Impact of COVID-19 on women's life: their health, quality of life and lifestyle

Abstract COVID-19 has affected all aspects of life of men and women. However, women are considered to be hit the hardest by the pandemic. The aim of the study was to determine the impact of COVID-19 on women's lifestyle and quality of life (QoL). A questionnaire was developed consisting of sociodemographic data, health condition (presence of chronic condition, BMI, COVID-19 status), selected lifestyle components, stress level (Perceived Stress Scales, PSS-10) and QoL (sense of security/social relationships/mental and physical wellbeing/health care access/financial situation/work satisfaction) in comparison to pre-COVID times. The questionnaire was distributed via social media from April 2-9th, 2021 (peak of 3. COVID wave in our country). 195 women (mean age 40.1, range: 20-71 years) were enrolled in the study. 63.6% were married, 10.3% single, 60% were parents. Mean BMI was 24.8 (range: 16.7-45.7). 57.4% women had a correct BMI, 26.2% were overweight, 12.8% obese. 30.3% had a chronic condition. 36.9% had COVID-19, 23.8% not sure about undergoing SARS-CoV-2. 41.5% women declared gaining weight during COVID-19, 23.6% - eating healthier than before pandemic. 46.7% reported lower physical activity, 12.9% greater alcohol intake and 7.2% smoking more in comparison to pre-COVID. 33.8% have worked more; 44.6% have had additional everyday tasks related to taking care of a family member. 51.8% experienced high stress, 30.8% - moderate. 63.1% declared their overall QoL has deterior...
Source: The European Journal of Public Health - Category: General Medicine Source Type: research

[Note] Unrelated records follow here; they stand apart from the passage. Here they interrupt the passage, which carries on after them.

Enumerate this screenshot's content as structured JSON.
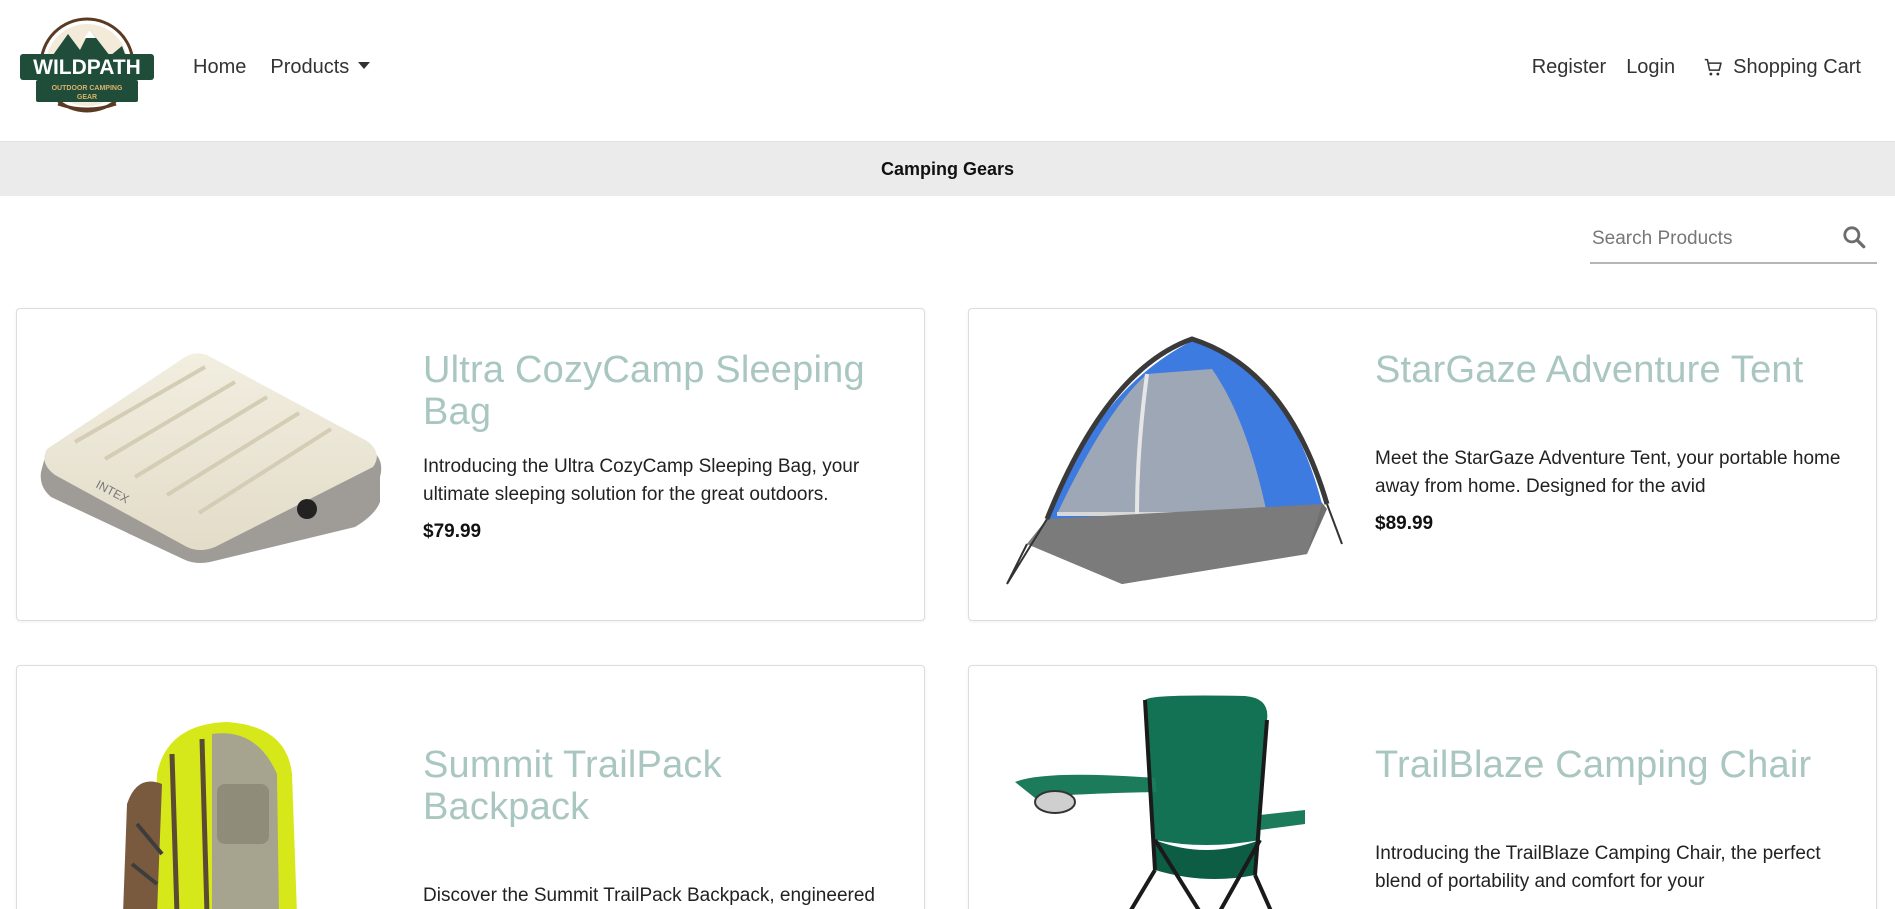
{
  "brand": {
    "logo_title": "WILDPATH",
    "logo_subtitle_1": "OUTDOOR CAMPING",
    "logo_subtitle_2": "GEAR"
  },
  "nav": {
    "home": "Home",
    "products": "Products",
    "register": "Register",
    "login": "Login",
    "cart": "Shopping Cart"
  },
  "category": {
    "title": "Camping Gears"
  },
  "search": {
    "placeholder": "Search Products"
  },
  "products": [
    {
      "title": "Ultra CozyCamp Sleeping Bag",
      "description": "Introducing the Ultra CozyCamp Sleeping Bag, your ultimate sleeping solution for the great outdoors.",
      "price": "$79.99",
      "image_icon": "air-mattress-image"
    },
    {
      "title": "StarGaze Adventure Tent",
      "description": "Meet the StarGaze Adventure Tent, your portable home away from home. Designed for the avid",
      "price": "$89.99",
      "image_icon": "tent-image"
    },
    {
      "title": "Summit TrailPack Backpack",
      "description": "Discover the Summit TrailPack Backpack, engineered for the ultimate hiking experience. It's not just a",
      "price": "",
      "image_icon": "backpack-image"
    },
    {
      "title": "TrailBlaze Camping Chair",
      "description": "Introducing the TrailBlaze Camping Chair, the perfect blend of portability and comfort for your",
      "price": "",
      "image_icon": "camping-chair-image"
    }
  ],
  "colors": {
    "product_title": "#a9c6c0",
    "category_bar": "#ebebeb",
    "logo_green": "#1f4d3a"
  }
}
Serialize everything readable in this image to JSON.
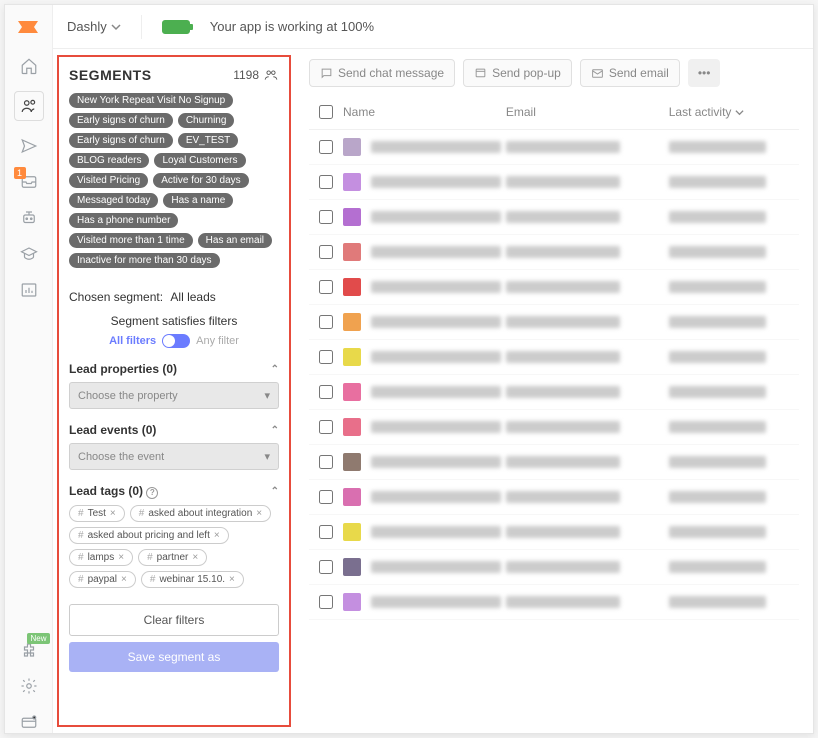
{
  "topbar": {
    "app_dropdown": "Dashly",
    "status_text": "Your app is working at 100%"
  },
  "rail": {
    "inbox_badge": "1",
    "plugin_badge": "New"
  },
  "panel": {
    "title": "SEGMENTS",
    "count": "1198",
    "chips": [
      "New York Repeat Visit No Signup",
      "Early signs of churn",
      "Churning",
      "Early signs of churn",
      "EV_TEST",
      "BLOG readers",
      "Loyal Customers",
      "Visited Pricing",
      "Active for 30 days",
      "Messaged today",
      "Has a name",
      "Has a phone number",
      "Visited more than 1 time",
      "Has an email",
      "Inactive for more than 30 days"
    ],
    "chosen_label": "Chosen segment:",
    "chosen_value": "All leads",
    "satisfies": "Segment satisfies filters",
    "toggle_left": "All filters",
    "toggle_right": "Any filter",
    "props_title": "Lead properties (0)",
    "props_placeholder": "Choose the property",
    "events_title": "Lead events (0)",
    "events_placeholder": "Choose the event",
    "tags_title": "Lead tags (0)",
    "tags": [
      "Test",
      "asked about integration",
      "asked about pricing and left",
      "lamps",
      "partner",
      "paypal",
      "webinar 15.10."
    ],
    "clear_btn": "Clear filters",
    "save_btn": "Save segment as"
  },
  "actions": {
    "chat": "Send chat message",
    "popup": "Send pop-up",
    "email": "Send email"
  },
  "table": {
    "col_name": "Name",
    "col_email": "Email",
    "col_activity": "Last activity",
    "rows": [
      {
        "color": "#b9a6c9"
      },
      {
        "color": "#c48fe0"
      },
      {
        "color": "#b46fd1"
      },
      {
        "color": "#e07a7a"
      },
      {
        "color": "#e14b4b"
      },
      {
        "color": "#f0a24f"
      },
      {
        "color": "#e8d94a"
      },
      {
        "color": "#e86fa0"
      },
      {
        "color": "#e86f8a"
      },
      {
        "color": "#8f7a6f"
      },
      {
        "color": "#d96fb0"
      },
      {
        "color": "#e8d94a"
      },
      {
        "color": "#7a6f8f"
      },
      {
        "color": "#c48fe0"
      }
    ]
  }
}
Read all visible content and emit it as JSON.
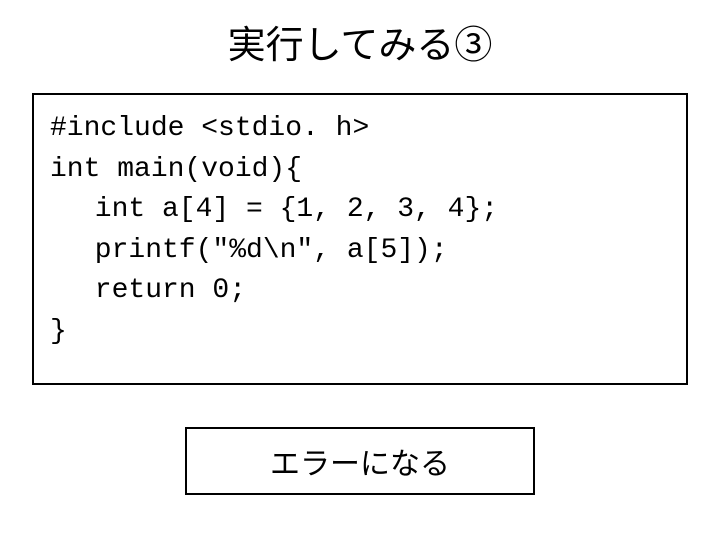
{
  "title": "実行してみる③",
  "code": {
    "line1": "#include <stdio. h>",
    "line2": "int main(void){",
    "line3": "int a[4] = {1, 2, 3, 4};",
    "line4": "printf(\"%d\\n\", a[5]);",
    "line5": "return 0;",
    "line6": "}"
  },
  "result": "エラーになる"
}
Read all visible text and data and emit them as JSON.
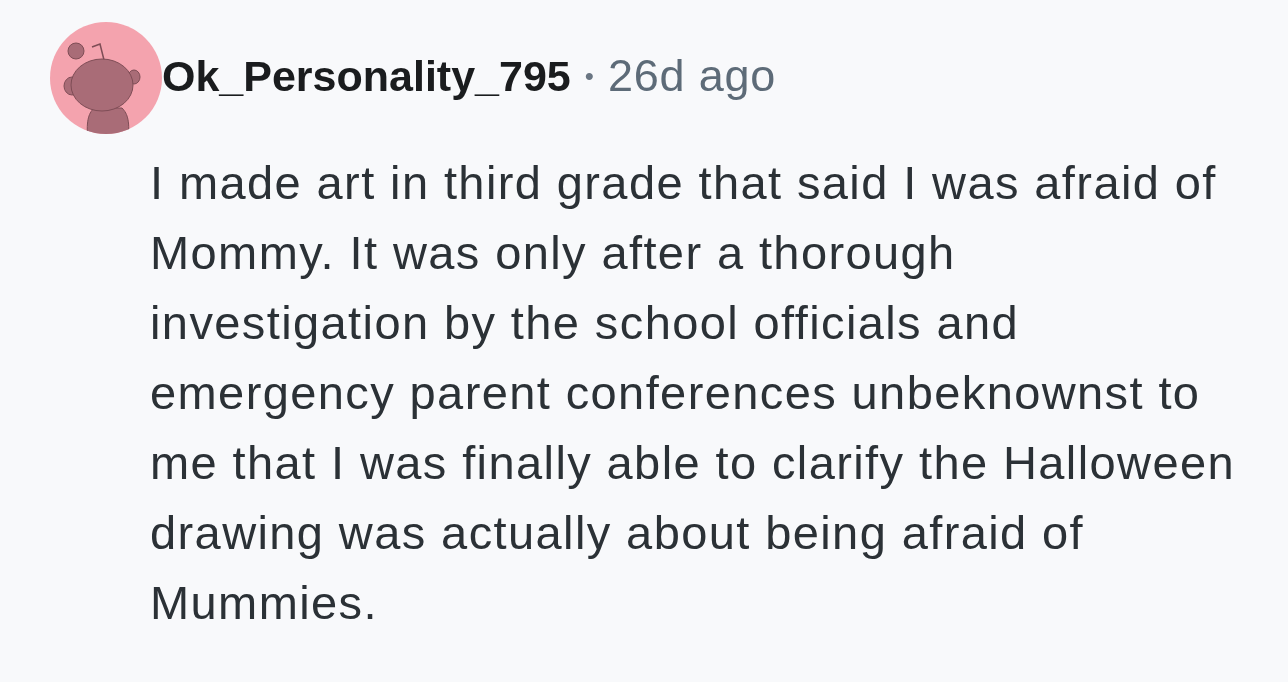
{
  "comment": {
    "author": "Ok_Personality_795",
    "separator": "•",
    "time": "26d ago",
    "body": "I made art in third grade that said I was afraid of Mommy. It was only after a thorough investigation by the school officials and emergency parent conferences unbeknownst to me that I was finally able to clarify the Halloween drawing was actually about being afraid of Mummies."
  }
}
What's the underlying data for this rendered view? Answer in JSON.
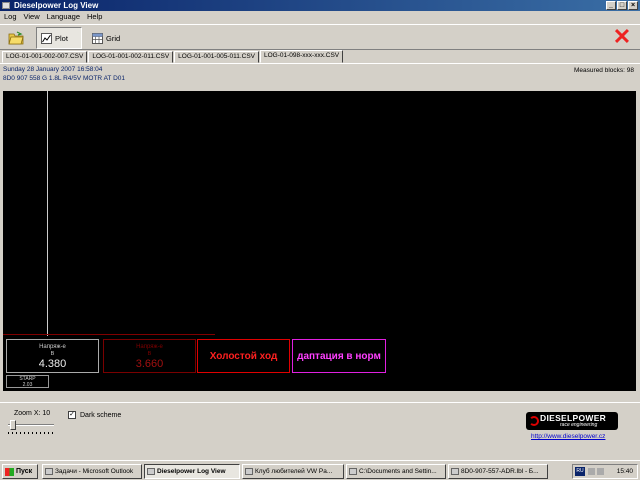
{
  "window": {
    "title": "Dieselpower Log View"
  },
  "menu": [
    "Log",
    "View",
    "Language",
    "Help"
  ],
  "toolbar": {
    "plot_label": "Plot",
    "grid_label": "Grid"
  },
  "tabs": [
    {
      "label": "LOG-01-001-002-007.CSV",
      "active": false
    },
    {
      "label": "LOG-01-001-002-011.CSV",
      "active": false
    },
    {
      "label": "LOG-01-001-005-011.CSV",
      "active": false
    },
    {
      "label": "LOG-01-098-xxx-xxx.CSV",
      "active": true
    }
  ],
  "info": {
    "date": "Sunday 28 January 2007 16:58:04",
    "ecu": "8D0 907 558 G  1.8L R4/5V  MOTR AT D01",
    "measured_blocks": "Measured blocks: 98"
  },
  "plot": {
    "boxes": [
      {
        "label": "Напряж-е",
        "unit": "В",
        "value": "4.380"
      },
      {
        "label": "Напряж-е",
        "unit": "В",
        "value": "3.660"
      },
      {
        "text": "Холостой ход"
      },
      {
        "text": "даптация в норм"
      }
    ],
    "small_box": {
      "line1": "STARP",
      "line2": "2.03"
    }
  },
  "controls": {
    "zoom_label": "Zoom X: 10",
    "dark_scheme_label": "Dark scheme",
    "dark_scheme_checked": true
  },
  "logo": {
    "brand": "DIESELPOWER",
    "tagline": "race engineering",
    "url": "http://www.dieselpower.cz"
  },
  "taskbar": {
    "start": "Пуск",
    "tasks": [
      {
        "label": "Задачи - Microsoft Outlook",
        "active": false
      },
      {
        "label": "Dieselpower Log View",
        "active": true
      },
      {
        "label": "Клуб любителей VW Pa...",
        "active": false
      },
      {
        "label": "C:\\Documents and Settin...",
        "active": false
      },
      {
        "label": "8D0-907-557-ADR.lbl - Б...",
        "active": false
      }
    ],
    "language": "RU",
    "clock": "15:40"
  }
}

Related Links:

World J Hepatol. 2021 Sep 27;13(9):969-978. doi: 10.4254/wjh.v13.i9.969.ABSTRACTThe coronavirus disease 2019 (COVID-19) pandemic may present with a broad range of clinical manifestations, from no or mild symptoms to severe disease. Patients with specific pre-existing comorbidities, such as obesity and type 2 diabetes, are at high risk of coming out with a critical form of COVID-19. Non-alcoholic fatty liver disease (NAFLD) is the most common chronic liver disease, and, because of its frequent association with metabolic alterations including obesity and type 2 diabetes, it has recently been re-named as metabolic-associated ...
Source: World Journal of Hepatology - Category: Gastroenterology Authors: Source Type: research
More News: Alcoholism | Coronavirus | COVID-19 | Eating Disorders & Weight Management | General Medicine | Health Management | International Medicine & Public Health | Men | Obesity | Pandemics | SARS | Smokers | Study | Women